Data about app and page elements:
'''

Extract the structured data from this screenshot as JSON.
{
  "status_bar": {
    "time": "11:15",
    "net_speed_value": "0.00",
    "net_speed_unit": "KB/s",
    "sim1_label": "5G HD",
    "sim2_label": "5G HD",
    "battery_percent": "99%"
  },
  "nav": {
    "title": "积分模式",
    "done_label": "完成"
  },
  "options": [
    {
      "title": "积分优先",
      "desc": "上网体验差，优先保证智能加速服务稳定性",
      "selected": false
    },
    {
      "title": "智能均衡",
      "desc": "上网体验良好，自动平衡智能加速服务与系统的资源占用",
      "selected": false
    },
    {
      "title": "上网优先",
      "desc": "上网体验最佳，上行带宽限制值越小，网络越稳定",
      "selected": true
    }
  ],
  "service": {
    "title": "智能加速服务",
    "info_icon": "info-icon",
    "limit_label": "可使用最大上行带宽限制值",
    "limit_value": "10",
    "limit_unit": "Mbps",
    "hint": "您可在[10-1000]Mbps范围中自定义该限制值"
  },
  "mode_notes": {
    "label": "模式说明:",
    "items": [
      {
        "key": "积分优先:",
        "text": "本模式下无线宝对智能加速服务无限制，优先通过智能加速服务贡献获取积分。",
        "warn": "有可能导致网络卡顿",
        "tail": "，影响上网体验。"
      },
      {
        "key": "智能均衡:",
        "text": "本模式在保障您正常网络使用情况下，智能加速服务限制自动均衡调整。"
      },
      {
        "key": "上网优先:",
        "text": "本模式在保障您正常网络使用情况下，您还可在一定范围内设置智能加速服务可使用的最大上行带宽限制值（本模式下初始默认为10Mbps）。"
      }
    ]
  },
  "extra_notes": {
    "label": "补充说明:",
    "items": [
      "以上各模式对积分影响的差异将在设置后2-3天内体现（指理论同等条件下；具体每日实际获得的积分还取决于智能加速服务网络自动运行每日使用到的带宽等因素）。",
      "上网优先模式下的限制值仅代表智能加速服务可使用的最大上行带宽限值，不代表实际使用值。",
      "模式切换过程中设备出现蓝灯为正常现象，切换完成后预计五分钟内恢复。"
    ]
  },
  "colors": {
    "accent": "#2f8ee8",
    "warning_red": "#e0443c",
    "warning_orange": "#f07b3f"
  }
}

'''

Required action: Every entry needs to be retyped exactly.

Output below:
Extract the structured data from this screenshot as JSON.
{
  "status_bar": {
    "time": "11:15",
    "net_speed_value": "0.00",
    "net_speed_unit": "KB/s",
    "sim1_label": "5G HD",
    "sim2_label": "5G HD",
    "battery_percent": "99%"
  },
  "nav": {
    "title": "积分模式",
    "done_label": "完成"
  },
  "options": [
    {
      "title": "积分优先",
      "desc": "上网体验差，优先保证智能加速服务稳定性",
      "selected": false
    },
    {
      "title": "智能均衡",
      "desc": "上网体验良好，自动平衡智能加速服务与系统的资源占用",
      "selected": false
    },
    {
      "title": "上网优先",
      "desc": "上网体验最佳，上行带宽限制值越小，网络越稳定",
      "selected": true
    }
  ],
  "service": {
    "title": "智能加速服务",
    "info_icon": "info-icon",
    "limit_label": "可使用最大上行带宽限制值",
    "limit_value": "10",
    "limit_unit": "Mbps",
    "hint": "您可在[10-1000]Mbps范围中自定义该限制值"
  },
  "mode_notes": {
    "label": "模式说明:",
    "items": [
      {
        "key": "积分优先:",
        "text": "本模式下无线宝对智能加速服务无限制，优先通过智能加速服务贡献获取积分。",
        "warn": "有可能导致网络卡顿",
        "tail": "，影响上网体验。"
      },
      {
        "key": "智能均衡:",
        "text": "本模式在保障您正常网络使用情况下，智能加速服务限制自动均衡调整。"
      },
      {
        "key": "上网优先:",
        "text": "本模式在保障您正常网络使用情况下，您还可在一定范围内设置智能加速服务可使用的最大上行带宽限制值（本模式下初始默认为10Mbps）。"
      }
    ]
  },
  "extra_notes": {
    "label": "补充说明:",
    "items": [
      "以上各模式对积分影响的差异将在设置后2-3天内体现（指理论同等条件下；具体每日实际获得的积分还取决于智能加速服务网络自动运行每日使用到的带宽等因素）。",
      "上网优先模式下的限制值仅代表智能加速服务可使用的最大上行带宽限值，不代表实际使用值。",
      "模式切换过程中设备出现蓝灯为正常现象，切换完成后预计五分钟内恢复。"
    ]
  },
  "colors": {
    "accent": "#2f8ee8",
    "warning_red": "#e0443c",
    "warning_orange": "#f07b3f"
  }
}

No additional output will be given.